“While requirements over compensation filings lie with the SEC, we believe this loophole should be closed so that shareholders and the public can know the full compensation involved,” Coakley, the state’s ratepayer advocate, said in a statement.
Massachusetts Senate President Therese Murray said through a spokesman that Northeast Utilities’ refusal to detail all of May’s 2012 earnings shows that regulators should have given more scrutiny to the merger before approving it.
The situation is “one of the reasons why the Senate president was opposed to rushing the merger through without full transparency and a complete understanding of its impact on ratepayers,” said Murray spokesman David Falcone.
‘We’ve been upfront and open by clearly providing all reportable information from last year.’
But few other state officials and legislators with jurisdiction over financial issues or utilities would address whether Northeast Utilities should fully disclose May’s compensation.
Governor Deval Patrick, whose administration played a major role in allowing the merger, declined to comment.
Senator Benjamin Downing and Representative John D. Keenan, chairmen of the Legislature’s Joint Committee on Telecommunications, Utilities, and Energy, did not respond to requests for comment. Neither did state Senator Anthony Petruccelli and state Representative Michael Costello, who chair the Joint Committee on Financial Services.
Secretary of State William Galvin, Massachusetts’ top securities regulator, initially declined to comment. But his spokesman, Brian McNiff, later said: “His office, even though he regulates securities, it does not cover this sort of material. It doesn’t mean he doesn’t think you should be able to get this information: He just has no authority to get it.”
Northeast Utilities, meanwhile, continued to refuse to disclose full details of May’s 2012 NStar pay. A recent SEC filing showed May earned $4.2 million in total compensation from April 10 to the end of the year from Northeast Utilities. That’s less than half the $9.2 million he earned from NStar in 2011.
But some financial documents suggest May did better than that in 2012. A 2011 SEC filing estimated May would garner roughly $9.3 million in accelerated stock awards when the merger was finalized.
Michael Durand, a Northeast Utilities spokesman, defended the publicly traded company’s reporting of just nine months of May’s earnings.
“We’ve been upfront and open by clearly providing all reportable information from last year in our [SEC] filing,” Durand said. “We will continue to follow all SEC reporting requirements as we have always done.”
But Scott Hempling, a Washington-area lawyer who advises state utility regulators, questioned the resistance to disclosing May’s total pay, even if it’s not technically required by the SEC. First, going above and beyond reporting requirements sends a positive signal to investors and the public, he said.

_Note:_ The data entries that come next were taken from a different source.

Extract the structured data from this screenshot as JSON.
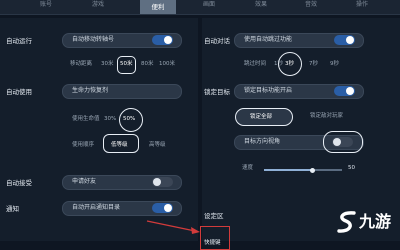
{
  "tabs": [
    "账号",
    "游戏",
    "便利",
    "画面",
    "效果",
    "音效",
    "操作"
  ],
  "active_tab_index": 2,
  "left": {
    "auto_run": {
      "label": "自动运行",
      "pill": "自动移动转轴号",
      "toggle_on": true,
      "distance_label": "移动距离",
      "distance_options": [
        "30米",
        "50米",
        "80米",
        "100米"
      ],
      "distance_selected_index": 1
    },
    "auto_use": {
      "label": "自动使用",
      "pill": "生命力恢复剂",
      "hp_label": "使用生命值",
      "hp_values": [
        "30%",
        "50%"
      ],
      "hp_selected_index": 1,
      "order_label": "使用顺序",
      "order_options": [
        "低等级",
        "高等级"
      ],
      "order_selected_index": 0
    },
    "auto_accept": {
      "label": "自动接受",
      "pill": "申请好友",
      "toggle_on": false
    },
    "notify": {
      "label": "通知",
      "pill": "自动开启通知目录",
      "toggle_on": true
    }
  },
  "right": {
    "auto_dialog": {
      "label": "自动对话",
      "pill": "使用自动跳过功能",
      "toggle_on": true,
      "skip_label": "跳过时间",
      "skip_options": [
        "1秒",
        "3秒",
        "7秒",
        "9秒"
      ],
      "skip_selected_index": 1
    },
    "lock_target": {
      "label": "锁定目标",
      "pill": "锁定目标功能开启",
      "toggle_on": true,
      "options": [
        "锁定全部",
        "锁定敌对玩家"
      ],
      "selected_index": 0,
      "direction_pill": "目标方向视角",
      "direction_toggle_on": false,
      "speed_label": "速度",
      "speed_value": "50",
      "speed_fraction": 0.62
    },
    "set_label": "设定区",
    "quick_label": "快捷键"
  },
  "watermark": "九游"
}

Second, he said, utility regulators should have particular interest in full disclosure of executive compensation because it’s their job to ensure the companies are operating as best and cost effectively as they can.
“They may want to know that the company is paying enough to get the best executives there,” Hempling said, and “if the company has a culture of overpaying for its executives it could mean that it has a culture of not being overly disciplined [in its overall operations].”
Regulators at the Massachusetts Department of Public Utilities said earlier this week that they have kept close tabs on Northeast Utilities in the months after the merger and will take a close look at May’s and other executives’ pay when Northeast Utilities files a required report on the merger’s effects in 2015.
Regulators, Coakley, and other watchdogs spent a year and a half reviewing the deal before it was approved with stipulations. On Thursday, the attorney general reiterated the protections her office helped win for ratepayers.
“We ensured that any compensation resulting from the merger comes out of shareholders’ profits, not ratepayers’ pockets,” she said.
Mark McDonald, president of the New England Gas Workers Association, a legislative and public safety group, said he considers NStar one of the “better and safer gas companies in Massachusetts,” and that’s what leaves him puzzled as to why Northeast Utilities would refuse to disclose the Boston utility’s financials for the first three months of 2012.
“What is there to hide?” McDonald asked. “Clearly they’re embarrassed by it — otherwise they would just disclose it.”